Nearly 1,000 Haitian migrants who illegally entered The Bahamas within the last week are expected to be repatriated by the end of the week, according to Minister of Immigration Keith Bell, who yesterday added that the government has information that more migrants are headed to The Bahamas.
“We anticipate repatriating 916 Haitians back to Haiti by the end of the week,” Bell said at a press conference.
“Now, that is very, very aggressive. That depends on whether we get the cooperation of the United States of America in terms of providing us with a carrier. That is contingent on whether we’re able to take one or two planes out of the fleet at Bahamasair to repatriate.
“That is contingent on whether or not we’re able to get the cooperation of the Haitian government to repatriate and, of course, we know that in the past, they turn around very, very quickly in terms of accepting their residents back.”
He said the government anticipates that repatriations will start as early as tomorrow.
Bell said Chief Magistrate JoyAnn Ferguson-Pratt flew to Inagua, where the majority of the migrants were being held.
“She’s there with another magistrate along with the administrator and they have commenced court proceedings from 9 a.m. this morning,” Bell said.
“They’re going to process those illegal immigrants very quickly. Once they’ve gone before the courts today, we anticipate working through the Ministry of Foreign Affairs — and I’ve already reached out to the. Hon. Fred Mitchell — to ensure that the repatriation is immediate and quick.”
On Wednesday, authorities apprehended 86 Haitian migrants off Inagua.
The Royal Bahamas Defense Force (RBDF) said that on Thursday evening, while en route to Inagua with a group of 70 migrants who were apprehended earlier in the day, marines aboard the HMBS Bahamas spotted another sloop just five miles west of Inagua with 151 Haitians on board.

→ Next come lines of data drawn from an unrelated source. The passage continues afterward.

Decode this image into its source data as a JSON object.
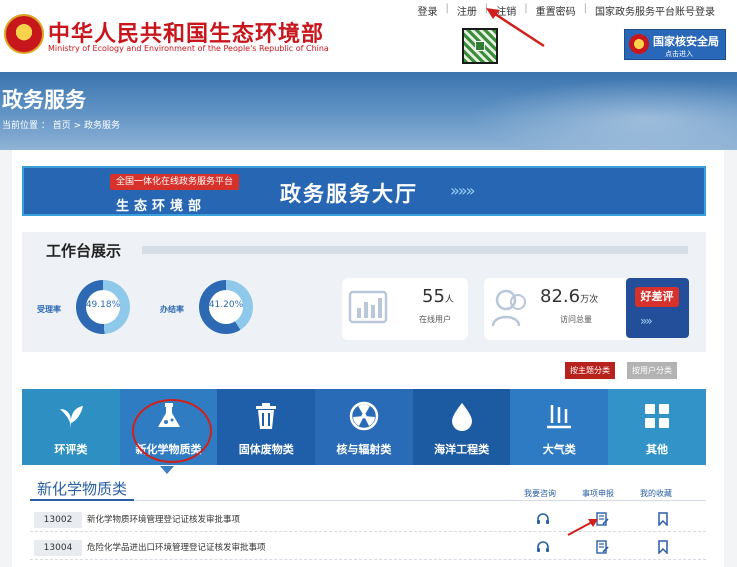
{
  "header": {
    "ministry_cn": "中华人民共和国生态环境部",
    "ministry_en": "Ministry of Ecology and Environment of the People's Republic of China",
    "top_links": [
      "登录",
      "注册",
      "注销",
      "重置密码",
      "国家政务服务平台账号登录"
    ],
    "nsa_title": "国家核安全局",
    "nsa_sub": "点击进入"
  },
  "banner": {
    "heading": "政务服务",
    "breadcrumb": "当前位置 ： 首页 > 政务服务"
  },
  "hall": {
    "badge": "全国一体化在线政务服务平台",
    "subtitle": "生态环境部",
    "title": "政务服务大厅",
    "arrows": "»»»"
  },
  "workbench": {
    "title": "工作台展示",
    "acceptance": {
      "label": "受理率",
      "value": "49.18%",
      "fraction": 0.4918
    },
    "completion": {
      "label": "办结率",
      "value": "41.20%",
      "fraction": 0.412
    },
    "online_users": {
      "number": "55",
      "unit": "人",
      "label": "在线用户"
    },
    "total_visits": {
      "number": "82.6",
      "unit": "万次",
      "label": "访问总量"
    },
    "evaluation": {
      "label": "好差评",
      "arrows": "»»"
    }
  },
  "classification": {
    "by_topic": "按主题分类",
    "by_user": "按用户分类"
  },
  "categories": [
    {
      "label": "环评类",
      "icon": "leaf-icon"
    },
    {
      "label": "新化学物质类",
      "icon": "flask-icon"
    },
    {
      "label": "固体废物类",
      "icon": "trash-icon"
    },
    {
      "label": "核与辐射类",
      "icon": "radiation-icon"
    },
    {
      "label": "海洋工程类",
      "icon": "water-drop-icon"
    },
    {
      "label": "大气类",
      "icon": "air-icon"
    },
    {
      "label": "其他",
      "icon": "grid-icon"
    }
  ],
  "section": {
    "title": "新化学物质类",
    "columns": [
      "我要咨询",
      "事项申报",
      "我的收藏"
    ]
  },
  "items": [
    {
      "code": "13002",
      "name": "新化学物质环境管理登记证核发审批事项"
    },
    {
      "code": "13004",
      "name": "危险化学品进出口环境管理登记证核发审批事项"
    }
  ],
  "colors": {
    "brand_red": "#c8161d",
    "tab_blue": "#2269b5",
    "accent_dark_blue": "#234f9a"
  }
}
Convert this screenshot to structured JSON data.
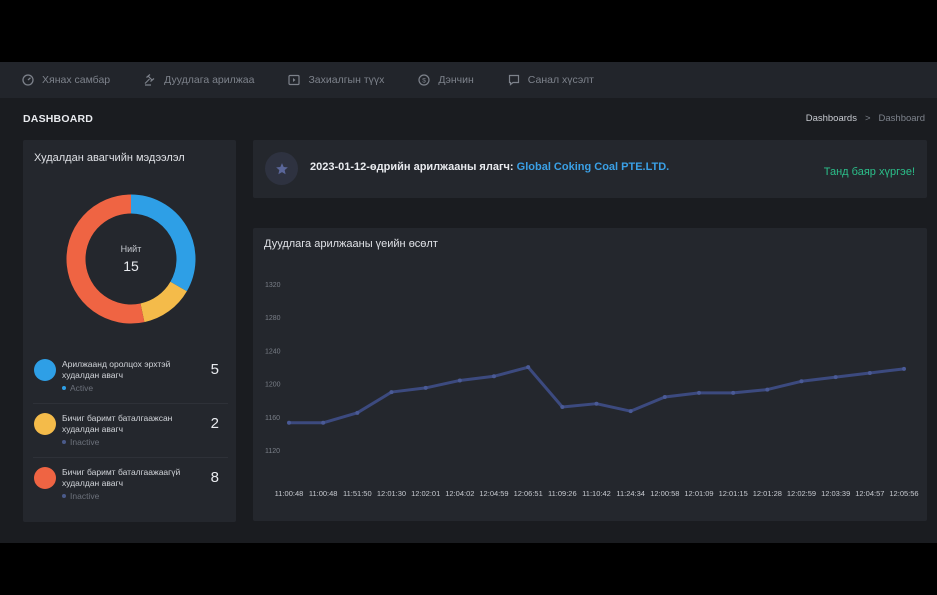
{
  "nav": {
    "items": [
      {
        "label": "Хянах самбар",
        "icon": "dashboard-icon"
      },
      {
        "label": "Дуудлага арилжаа",
        "icon": "gavel-icon"
      },
      {
        "label": "Захиалгын түүх",
        "icon": "history-icon"
      },
      {
        "label": "Дэнчин",
        "icon": "coin-icon"
      },
      {
        "label": "Санал хүсэлт",
        "icon": "feedback-icon"
      }
    ]
  },
  "page": {
    "title": "DASHBOARD",
    "breadcrumb": {
      "root": "Dashboards",
      "separator": ">",
      "current": "Dashboard"
    }
  },
  "supplier_info": {
    "title": "Худалдан авагчийн мэдээлэл",
    "total_label": "Нийт",
    "total": "15",
    "items": [
      {
        "label": "Арилжаанд оролцох эрхтэй худалдан авагч",
        "status": "Active",
        "count": "5",
        "color": "#2e9fe6",
        "status_color": "#2e9fe6"
      },
      {
        "label": "Бичиг баримт баталгаажсан худалдан авагч",
        "status": "Inactive",
        "count": "2",
        "color": "#f4bb4a",
        "status_color": "#4a5a8a"
      },
      {
        "label": "Бичиг баримт баталгаажаагүй худалдан авагч",
        "status": "Inactive",
        "count": "8",
        "color": "#ef6443",
        "status_color": "#4a5a8a"
      }
    ]
  },
  "banner": {
    "icon": "star-icon",
    "text": "2023-01-12-өдрийн арилжааны ялагч:",
    "company": "Global Coking Coal PTE.LTD.",
    "congrats": "Танд баяр хүргэе!"
  },
  "chart_data": {
    "type": "line",
    "title": "Дуудлага арилжааны үеийн өсөлт",
    "x": [
      "11:00:48",
      "11:00:48",
      "11:51:50",
      "12:01:30",
      "12:02:01",
      "12:04:02",
      "12:04:59",
      "12:06:51",
      "11:09:26",
      "11:10:42",
      "11:24:34",
      "12:00:58",
      "12:01:09",
      "12:01:15",
      "12:01:28",
      "12:02:59",
      "12:03:39",
      "12:04:57",
      "12:05:56"
    ],
    "series": [
      {
        "values": [
          1154,
          1154,
          1166,
          1191,
          1196,
          1205,
          1210,
          1221,
          1173,
          1177,
          1168,
          1185,
          1190,
          1190,
          1194,
          1204,
          1209,
          1214,
          1219
        ]
      }
    ],
    "yticks": [
      1120,
      1160,
      1200,
      1240,
      1280,
      1320
    ],
    "ylim": [
      1120,
      1320
    ],
    "line_color": "#3c4a7f",
    "grid": false
  }
}
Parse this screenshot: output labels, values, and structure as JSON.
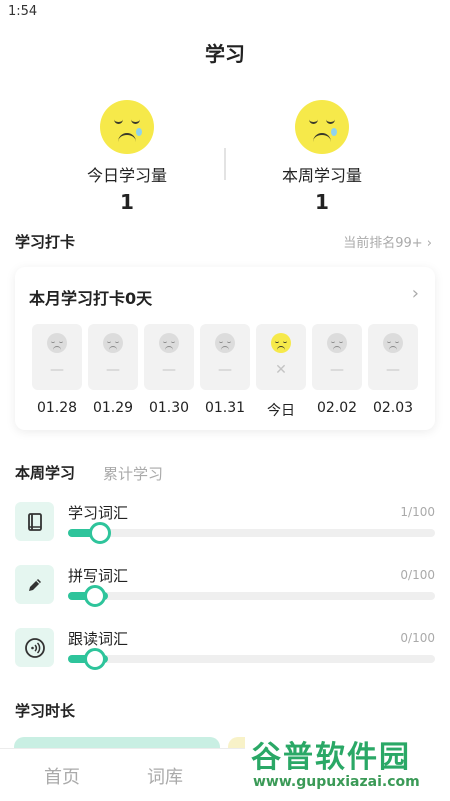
{
  "status_bar": {
    "time": "1:54"
  },
  "page_title": "学习",
  "stats": [
    {
      "label": "今日学习量",
      "value": "1"
    },
    {
      "label": "本周学习量",
      "value": "1"
    }
  ],
  "checkin_section": {
    "title": "学习打卡",
    "rank_text": "当前排名99+ ›"
  },
  "checkin_card": {
    "title": "本月学习打卡0天",
    "arrow": "›",
    "days": [
      {
        "label": "01.28",
        "mark": "—"
      },
      {
        "label": "01.29",
        "mark": "—"
      },
      {
        "label": "01.30",
        "mark": "—"
      },
      {
        "label": "01.31",
        "mark": "—"
      },
      {
        "label": "今日",
        "mark": "✕"
      },
      {
        "label": "02.02",
        "mark": "—"
      },
      {
        "label": "02.03",
        "mark": "—"
      }
    ]
  },
  "study_tabs": {
    "active": "本周学习",
    "inactive": "累计学习"
  },
  "progress": [
    {
      "label": "学习词汇",
      "count": "1/100",
      "icon": "book-icon",
      "value": 0.01
    },
    {
      "label": "拼写词汇",
      "count": "0/100",
      "icon": "pencil-icon",
      "value": 0
    },
    {
      "label": "跟读词汇",
      "count": "0/100",
      "icon": "sound-icon",
      "value": 0
    }
  ],
  "duration_title": "学习时长",
  "bottom_nav": {
    "home": "首页",
    "library": "词库"
  },
  "watermark": {
    "title": "谷普软件园",
    "url": "www.gupuxiazai.com"
  },
  "colors": {
    "accent": "#2ec49b",
    "face": "#f6e94a"
  }
}
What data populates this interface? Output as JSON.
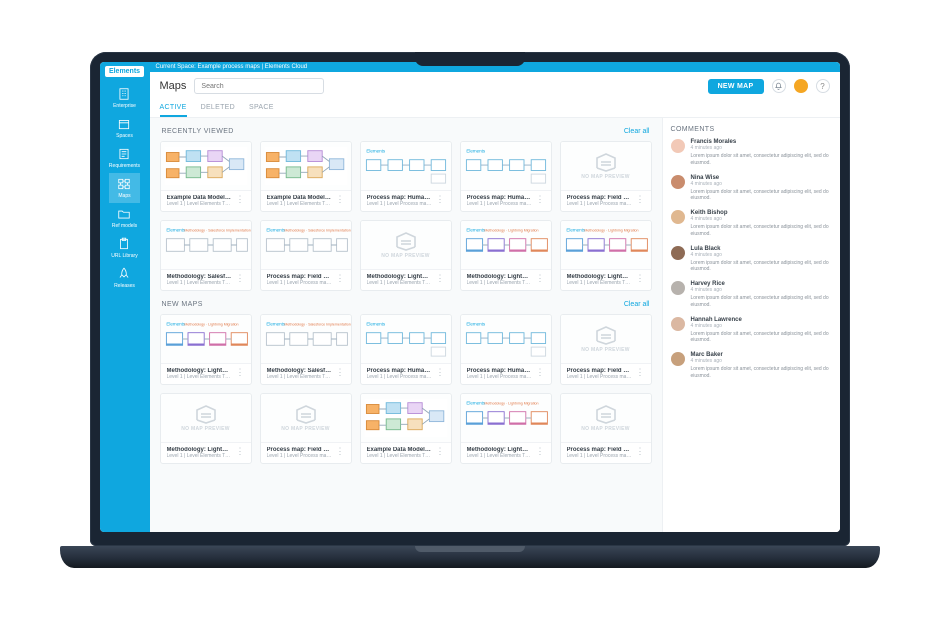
{
  "window": {
    "title": "Current Space: Example process maps | Elements Cloud"
  },
  "brand": "Elements",
  "sidebar": {
    "items": [
      {
        "label": "Enterprise",
        "icon": "building-icon"
      },
      {
        "label": "Spaces",
        "icon": "box-icon"
      },
      {
        "label": "Requirements",
        "icon": "list-icon"
      },
      {
        "label": "Maps",
        "icon": "map-icon",
        "active": true
      },
      {
        "label": "Ref models",
        "icon": "folder-icon"
      },
      {
        "label": "URL Library",
        "icon": "clipboard-icon"
      },
      {
        "label": "Releases",
        "icon": "rocket-icon"
      }
    ]
  },
  "header": {
    "page_title": "Maps",
    "search_placeholder": "Search",
    "new_button": "NEW MAP"
  },
  "tabs": [
    {
      "label": "ACTIVE",
      "active": true
    },
    {
      "label": "DELETED"
    },
    {
      "label": "SPACE"
    }
  ],
  "sections": [
    {
      "title": "RECENTLY VIEWED",
      "clear": "Clear all",
      "cards": [
        {
          "title": "Example Data Model to suppo…",
          "sub": "Level 1 | Level Elements Tutorial",
          "thumb": "flow-orange"
        },
        {
          "title": "Example Data Model to suppo…",
          "sub": "Level 1 | Level Elements Tutorial",
          "thumb": "flow-orange"
        },
        {
          "title": "Process map: Human Capital …",
          "sub": "Level 1 | Level Process map: Hu…",
          "thumb": "flow-line"
        },
        {
          "title": "Process map: Human Capital …",
          "sub": "Level 1 | Level Process map: Hu…",
          "thumb": "flow-line"
        },
        {
          "title": "Process map: Field Service",
          "sub": "Level 1 | Level Process map: Fie…",
          "thumb": "none"
        },
        {
          "title": "Methodology: Salesforce Impl…",
          "sub": "Level 1 | Level Elements Tutorial",
          "thumb": "flow-steps"
        },
        {
          "title": "Process map: Field Service",
          "sub": "Level 1 | Level Process map: Fie…",
          "thumb": "flow-steps"
        },
        {
          "title": "Methodology: Lightning Migrati.",
          "sub": "Level 1 | Level Elements Tutorial",
          "thumb": "none"
        },
        {
          "title": "Methodology: Lightning Migrati.",
          "sub": "Level 1 | Level Elements Tutorial",
          "thumb": "flow-gradient"
        },
        {
          "title": "Methodology: Lightning Migrati.",
          "sub": "Level 1 | Level Elements Tutorial",
          "thumb": "flow-gradient"
        }
      ]
    },
    {
      "title": "NEW MAPS",
      "clear": "Clear all",
      "cards": [
        {
          "title": "Methodology: Lightning Migrati.",
          "sub": "Level 1 | Level Elements Tutorial",
          "thumb": "flow-gradient"
        },
        {
          "title": "Methodology: Salesforce Impl…",
          "sub": "Level 1 | Level Elements Tutorial",
          "thumb": "flow-steps"
        },
        {
          "title": "Process map: Human Capital …",
          "sub": "Level 1 | Level Process map: Hu…",
          "thumb": "flow-line"
        },
        {
          "title": "Process map: Human Capital …",
          "sub": "Level 1 | Level Process map: Hu…",
          "thumb": "flow-line"
        },
        {
          "title": "Process map: Field Service",
          "sub": "Level 1 | Level Process map: Fie…",
          "thumb": "none"
        },
        {
          "title": "Methodology: Lightning Migrati.",
          "sub": "Level 1 | Level Elements Tutorial",
          "thumb": "none"
        },
        {
          "title": "Process map: Field Service",
          "sub": "Level 1 | Level Process map: Fie…",
          "thumb": "none"
        },
        {
          "title": "Example Data Model to suppo…",
          "sub": "Level 1 | Level Elements Tutorial",
          "thumb": "flow-orange"
        },
        {
          "title": "Methodology: Lightning Migrati.",
          "sub": "Level 1 | Level Elements Tutorial",
          "thumb": "flow-gradient"
        },
        {
          "title": "Process map: Field Service",
          "sub": "Level 1 | Level Process map: Fie…",
          "thumb": "none"
        }
      ]
    }
  ],
  "comments": {
    "title": "COMMENTS",
    "items": [
      {
        "name": "Francis Morales",
        "time": "4 minutes ago",
        "text": "Lorem ipsum dolor sit amet, consectetur adipiscing elit, sed do eiusmod.",
        "color": "#f2c9b7"
      },
      {
        "name": "Nina Wise",
        "time": "4 minutes ago",
        "text": "Lorem ipsum dolor sit amet, consectetur adipiscing elit, sed do eiusmod.",
        "color": "#c98c6d"
      },
      {
        "name": "Keith Bishop",
        "time": "4 minutes ago",
        "text": "Lorem ipsum dolor sit amet, consectetur adipiscing elit, sed do eiusmod.",
        "color": "#e0b890"
      },
      {
        "name": "Lula Black",
        "time": "4 minutes ago",
        "text": "Lorem ipsum dolor sit amet, consectetur adipiscing elit, sed do eiusmod.",
        "color": "#8e6b55"
      },
      {
        "name": "Harvey Rice",
        "time": "4 minutes ago",
        "text": "Lorem ipsum dolor sit amet, consectetur adipiscing elit, sed do eiusmod.",
        "color": "#b7b2ad"
      },
      {
        "name": "Hannah Lawrence",
        "time": "4 minutes ago",
        "text": "Lorem ipsum dolor sit amet, consectetur adipiscing elit, sed do eiusmod.",
        "color": "#dbb8a2"
      },
      {
        "name": "Marc Baker",
        "time": "4 minutes ago",
        "text": "Lorem ipsum dolor sit amet, consectetur adipiscing elit, sed do eiusmod.",
        "color": "#c7a07c"
      }
    ]
  },
  "no_preview_label": "NO MAP PREVIEW"
}
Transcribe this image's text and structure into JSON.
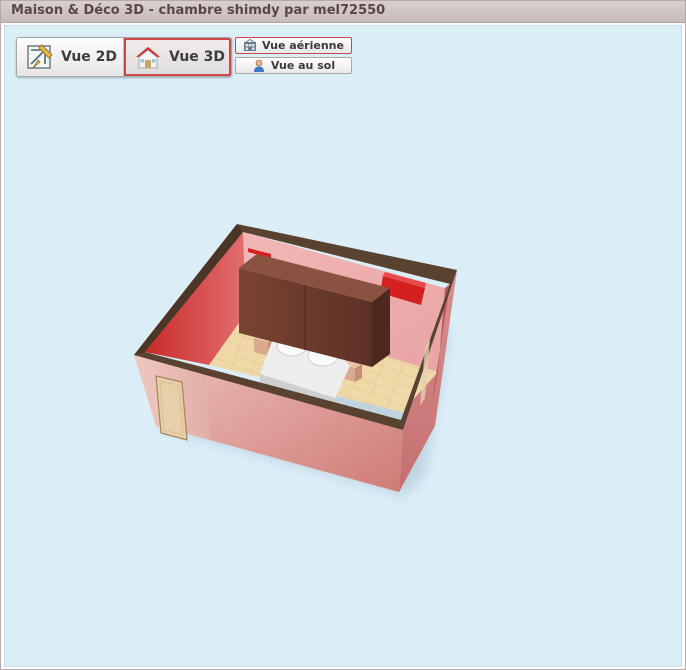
{
  "window": {
    "title": "Maison & Déco 3D - chambre shimdy par mel72550"
  },
  "toolbar": {
    "view_2d_label": "Vue 2D",
    "view_3d_label": "Vue 3D",
    "active_view": "Vue 3D",
    "view_2d_icon": "drafting-plan-icon",
    "view_3d_icon": "house-icon"
  },
  "camera": {
    "aerial_label": "Vue aérienne",
    "ground_label": "Vue au sol",
    "active_camera": "Vue aérienne",
    "aerial_icon": "aerial-view-icon",
    "ground_icon": "person-icon"
  },
  "scene": {
    "room": "chambre",
    "objects": [
      "wardrobe",
      "double-bed",
      "nightstand-left",
      "nightstand-right",
      "wall-radiator",
      "door"
    ]
  },
  "colors": {
    "viewport_bg": "#dbeef8",
    "active_border": "#c84a4a",
    "wall_red": "#d23a3a",
    "floor_wood": "#f0d9a8",
    "wardrobe_brown": "#6b3a2c"
  }
}
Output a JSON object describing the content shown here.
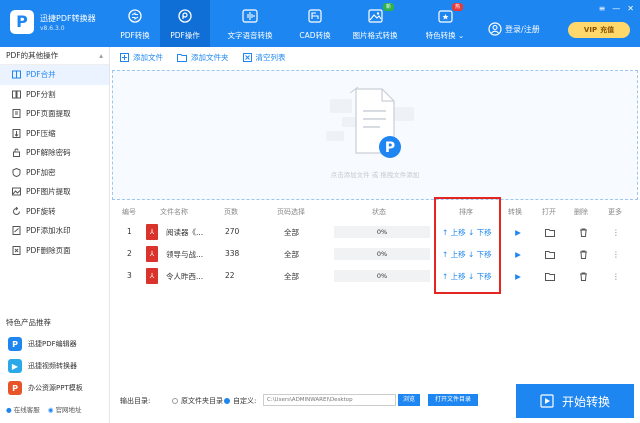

According to the RBDF, 195 Haitian migrants were apprehended on Saturday in two separate incidents.
On Saturday morning, a sloop carrying 50 Haitians was intercepted off Inagua.
Later in the day, a sloop was spotted in the Ragged Island chain. Marines aboard an RBDF ship discovered 145 migrants on board.
The RBDF said 400-plus migrants were detained on Sunday after their vessel sank in the Ragged Island chain.
Bell said the government does not plan to take the hundreds of migrants who were found off Ragged Island to Inagua because there are already more than 500 migrants on the island.
Of the 900-plus migrants who arrived in recent days, 108 are women and children.
Seventy-five of them had already been brought to Nassau, according to Bell. The remaining women and children were also expected to be brought to the capital.
Bell said the migrants on Inagua were tested for various illnesses, including COVID-19.
He said those tests came back negative.
“…Among the group, we know there was some dehydration and one or two other aspects we are dealing with, which usually is the case when they come across these long voyages on these cramped vessels and they’re coming from the poorest parts of Haiti,” Bell said.
“We know that happens. But we have not come across [any] case to date that warrants serious concern that there is COVID among them.”
The recent spike in apprehended Haitian migrants in Bahamian waters follows months of deteriorating economic and social conditions in Haiti in the wake of the assassination of Haitian President Jovenel Moïse and a catastrophic earthquake.
Bell said the protection of The Bahamas’ border remains “very high” on the government’s agenda.
“We…purchased a number of different fleets, ocean-faring, those for coastal patrols and those for shallow waters,” he said.
“We have those deployed already. Minister [of National Security] Wayne Munroe is in direct communication with the commodore of the defense force to ensure that we block the channel between Inagua and Haiti and that is critical. And so, we’re deploying our assets in those areas.
“Of course, given the numbers, there is information that there may be more coming, and so I want to ask the fishermen out there — we have a number of fishermen in our area — to please ensure that you be on the lookout for these persons.”
Bell said there is a need to construct “a proper” multipurpose facility in Inagua.
He said the facility could be used to house migrants.
It could also be used as a hurricane shelter, according to Bell.